Inside every fisherman, I was discovering, lived a bit of the missionary. True believers cannot stop themselves from spreading the word. The chain letter had said: "Send one fly." But what arrived, almost always, was a fly, some information, and a few words of hope. "Catch a big one!" "Tight lines!" "Good fishing!" Do you suppose those chain letters that ask people to send a dollar are accompanied by advice on how to invest it and salutations like "Get rich!" "Win the lottery!" "Bingo!"?

Fat chance.

A week passed before another anonymous fly arrived, this one from Merced, Calif., a #14 nymph with gray hackles and a synthetic material body. Six days later an envelope arrived from Detroit; it had been sent by an old school chum whom I hadn't seen for 15 years. "Enclosed you will find a very squashed fly from Alaska," he wrote. "Worked great on big rainbows, but then again, in Alaska all you need is a hook." The fly looked like a small, hackled mouse.

As suddenly as they had begun, the flies stopped appearing in my mailbox—some 205 short of the promised 216. Oh, well. If things had gone much further my conscience would have pricked me into sending something decent to Frank J. Techar in Houston.

Then, three months after all of this started, one last nymph arrived, from Chapel Hill, N.C., courtesy of a Mr. Morris. It was a nice one, but the note was grudging, I thought. "It seems a little strange sending E.M. Swift one of my flies," Mr. Morris wrote. "But here it is, a traditional mayfly nymph tied with Swannundaze. It's been deadly on California spring creeks."

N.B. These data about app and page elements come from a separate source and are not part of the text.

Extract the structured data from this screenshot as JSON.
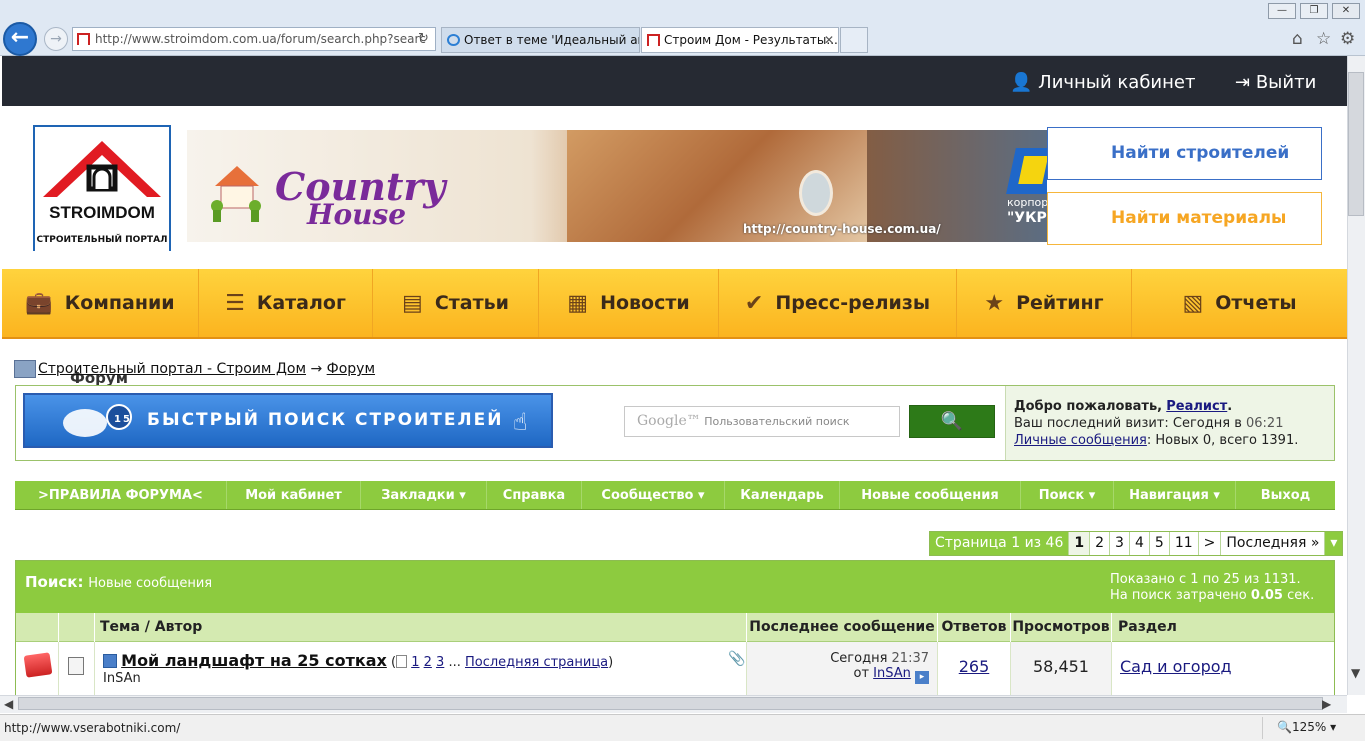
{
  "browser": {
    "url": "http://www.stroimdom.com.ua/forum/search.php?searc",
    "tabs": [
      {
        "label": "Ответ в теме 'Идеальный авт..."
      },
      {
        "label": "Строим Дом - Результаты..."
      }
    ],
    "status_url": "http://www.vserabotniki.com/",
    "zoom": "125%"
  },
  "site": {
    "cabinet": "Личный кабинет",
    "logout": "Выйти",
    "logo_text": "STROIMDOM",
    "logo_sub": "СТРОИТЕЛЬНЫЙ ПОРТАЛ",
    "banner": {
      "title1": "Country",
      "title2": "House",
      "url": "http://country-house.com.ua/",
      "corp1": "корпорация",
      "corp2": "\"УКРБУД\""
    },
    "find_builders": "Найти строителей",
    "find_materials": "Найти материалы",
    "nav": [
      {
        "label": "Компании",
        "icon": "briefcase-icon",
        "glyph": "💼"
      },
      {
        "label": "Каталог",
        "icon": "list-icon",
        "glyph": "☰"
      },
      {
        "label": "Статьи",
        "icon": "document-icon",
        "glyph": "▤"
      },
      {
        "label": "Новости",
        "icon": "newspaper-icon",
        "glyph": "▦"
      },
      {
        "label": "Пресс-релизы",
        "icon": "check-circle-icon",
        "glyph": "✔"
      },
      {
        "label": "Рейтинг",
        "icon": "star-icon",
        "glyph": "★"
      },
      {
        "label": "Отчеты",
        "icon": "report-icon",
        "glyph": "▧"
      }
    ]
  },
  "forum": {
    "breadcrumb": {
      "portal": "Строительный портал - Строим Дом",
      "arrow": "→",
      "forum": "Форум"
    },
    "title": "Форум",
    "promo": "БЫСТРЫЙ ПОИСК СТРОИТЕЛЕЙ",
    "google_placeholder": "Пользовательский поиск",
    "google_brand": "Google™",
    "welcome": {
      "greeting": "Добро пожаловать,",
      "user": "Реалист",
      "last_visit": "Ваш последний визит: Сегодня в",
      "last_time": "06:21",
      "pm_link": "Личные сообщения",
      "pm_text": ": Новых 0, всего 1391."
    },
    "menu": [
      {
        "label": ">ПРАВИЛА ФОРУМА<",
        "dropdown": false
      },
      {
        "label": "Мой кабинет",
        "dropdown": false
      },
      {
        "label": "Закладки",
        "dropdown": true
      },
      {
        "label": "Справка",
        "dropdown": false
      },
      {
        "label": "Сообщество",
        "dropdown": true
      },
      {
        "label": "Календарь",
        "dropdown": false
      },
      {
        "label": "Новые сообщения",
        "dropdown": false
      },
      {
        "label": "Поиск",
        "dropdown": true
      },
      {
        "label": "Навигация",
        "dropdown": true
      },
      {
        "label": "Выход",
        "dropdown": false
      }
    ],
    "pager": {
      "summary": "Страница 1 из 46",
      "pages": [
        "1",
        "2",
        "3",
        "4",
        "5",
        "11"
      ],
      "next": ">",
      "last": "Последняя »"
    },
    "results": {
      "title": "Поиск:",
      "subtitle": "Новые сообщения",
      "shown": "Показано с 1 по 25 из 1131.",
      "time_label": "На поиск затрачено",
      "time_value": "0.05",
      "time_unit": "сек.",
      "columns": [
        "Тема / Автор",
        "Последнее сообщение",
        "Ответов",
        "Просмотров",
        "Раздел"
      ],
      "rows": [
        {
          "topic": "Мой ландшафт на 25 сотках",
          "pages": [
            "1",
            "2",
            "3"
          ],
          "ellipsis": "...",
          "last_page": "Последняя страница",
          "author": "InSAn",
          "last_date": "Сегодня",
          "last_time": "21:37",
          "last_from": "от",
          "last_user": "InSAn",
          "replies": "265",
          "views": "58,451",
          "section": "Сад и огород"
        }
      ]
    }
  },
  "colors": {
    "green": "#8dcb3f",
    "orange": "#fbb41f",
    "dark": "#262a33",
    "blue": "#3a6fc7"
  }
}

It didn't seem at all strange to me. By that time it wouldn't have surprised me one bit to open up the mailbox and find a White Wulff tied for my pleasure by the legendary Lee Wulff himself, accompanied by one of his books on fishing. I was, after all, a paid-in-full member of the Trout Fly Club.

My wife got an invitation to join our little society the other day. It was passed along to her by my stepmother, Carol, who is not exactly the chain-letter type herself. Of course, the prospect of 216 free Woolly Worms can make a person step out of character and take a flyer on flies. Carol had scribbled in the margin. "This could be fun!"

She could be right.